REQUIRED WORK – Copy every line of the data exactly, keeping out any picture.

(RECORDS PROVIDED begins)

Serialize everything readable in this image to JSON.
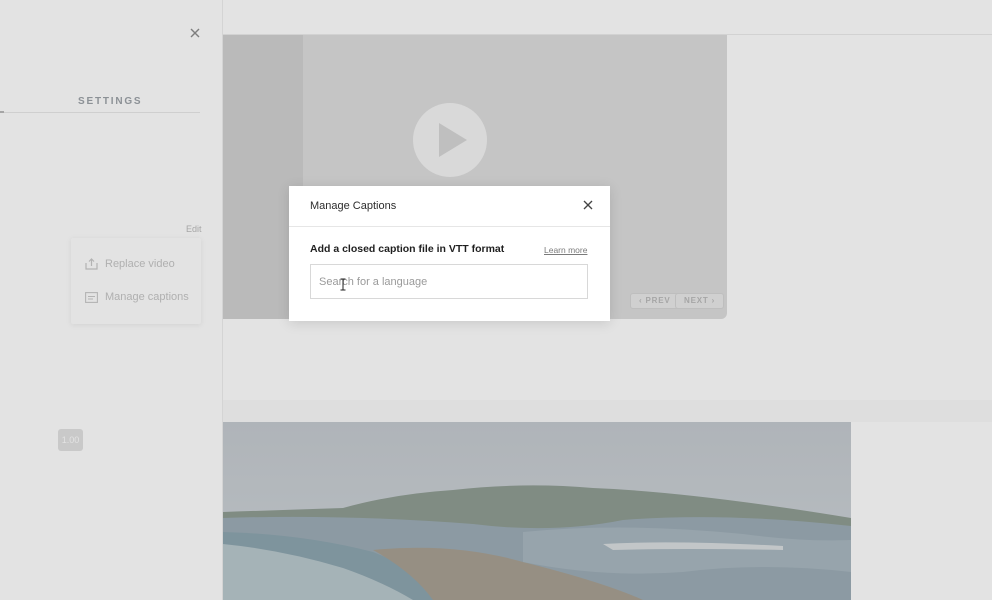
{
  "settings_panel": {
    "title": "SETTINGS",
    "edit_label": "Edit",
    "menu": [
      {
        "label": "Replace video",
        "icon": "upload-icon"
      },
      {
        "label": "Manage captions",
        "icon": "captions-icon"
      }
    ],
    "zoom_value": "1.00",
    "close_icon": "close-icon"
  },
  "video": {
    "play_icon": "play-icon",
    "prev_label": "PREV",
    "next_label": "NEXT"
  },
  "dialog": {
    "title": "Manage Captions",
    "instruction": "Add a closed caption file in VTT format",
    "learn_more": "Learn more",
    "search": {
      "placeholder": "Search for a language",
      "value": ""
    },
    "close_icon": "close-icon"
  },
  "colors": {
    "overlay": "#3c3c3c",
    "dialog_bg": "#ffffff",
    "text_primary": "#1f1f1f",
    "muted": "#9aa0a6"
  }
}
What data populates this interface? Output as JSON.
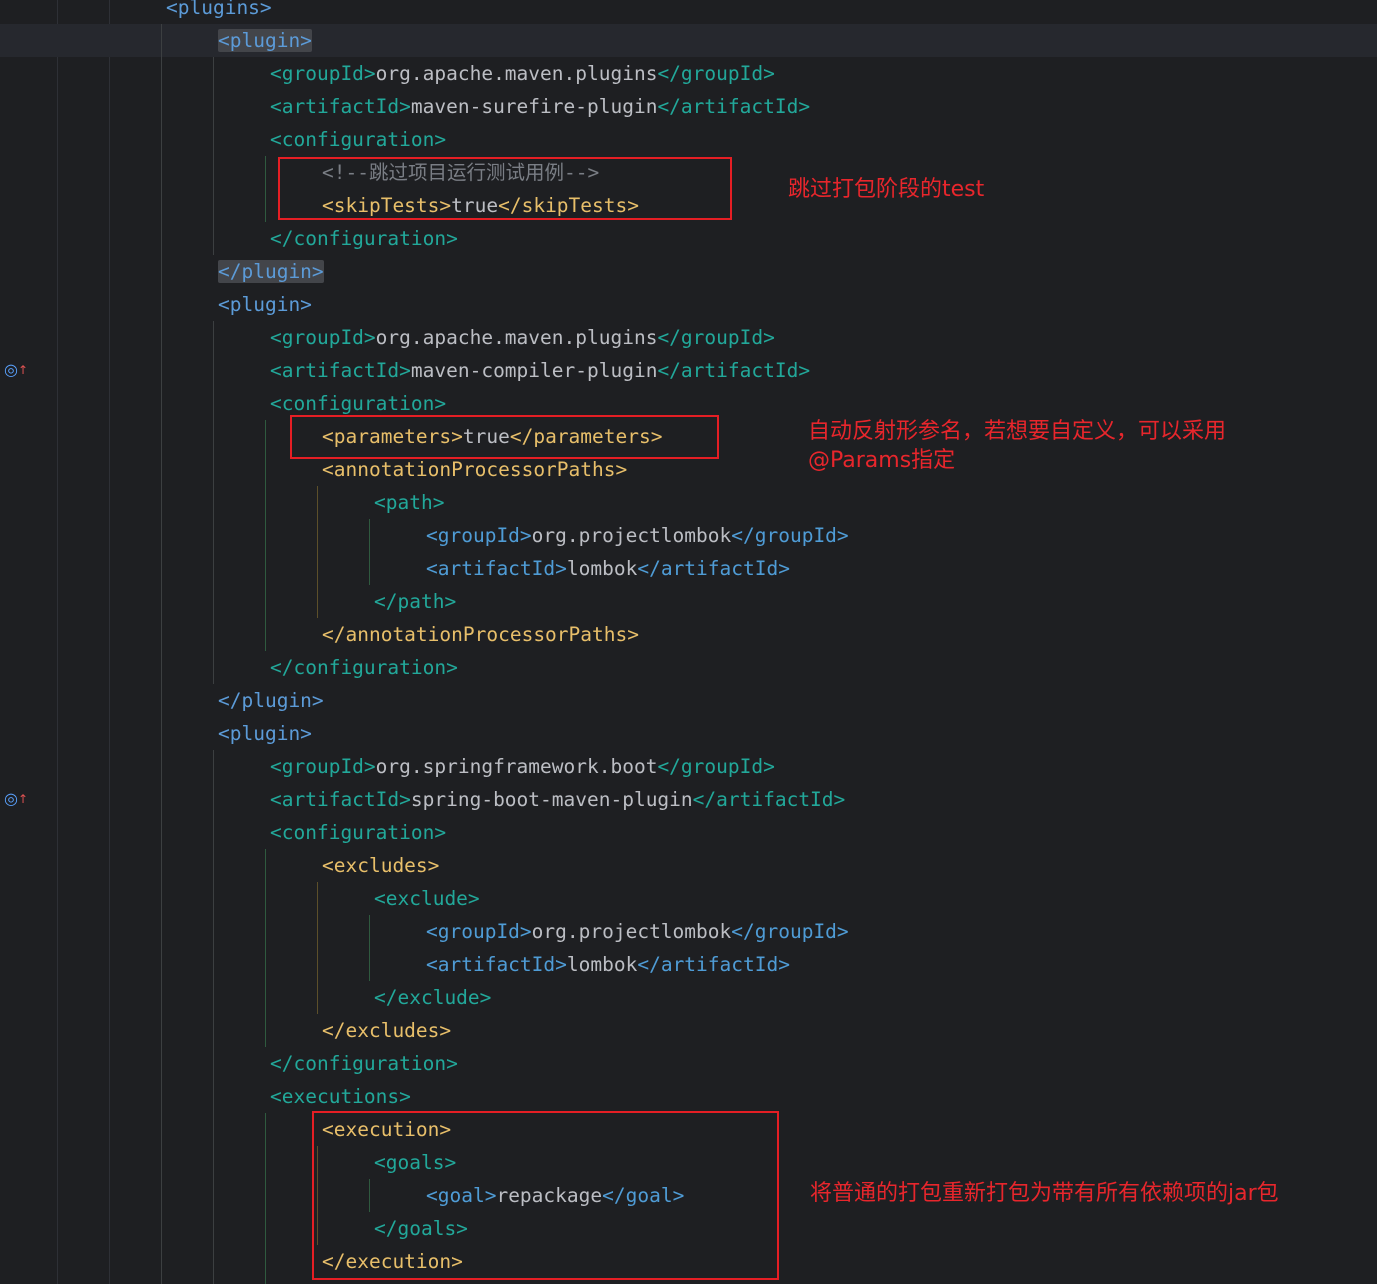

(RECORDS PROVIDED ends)

ANSWER SPACE –
Serialize everything readable in this image to JSON.
{
  "settings_panel": {
    "title": "SETTINGS",
    "edit_label": "Edit",
    "menu": [
      {
        "label": "Replace video",
        "icon": "upload-icon"
      },
      {
        "label": "Manage captions",
        "icon": "captions-icon"
      }
    ],
    "zoom_value": "1.00",
    "close_icon": "close-icon"
  },
  "video": {
    "play_icon": "play-icon",
    "prev_label": "PREV",
    "next_label": "NEXT"
  },
  "dialog": {
    "title": "Manage Captions",
    "instruction": "Add a closed caption file in VTT format",
    "learn_more": "Learn more",
    "search": {
      "placeholder": "Search for a language",
      "value": ""
    },
    "close_icon": "close-icon"
  },
  "colors": {
    "overlay": "#3c3c3c",
    "dialog_bg": "#ffffff",
    "text_primary": "#1f1f1f",
    "muted": "#9aa0a6"
  }
}
What data populates this interface? Output as JSON.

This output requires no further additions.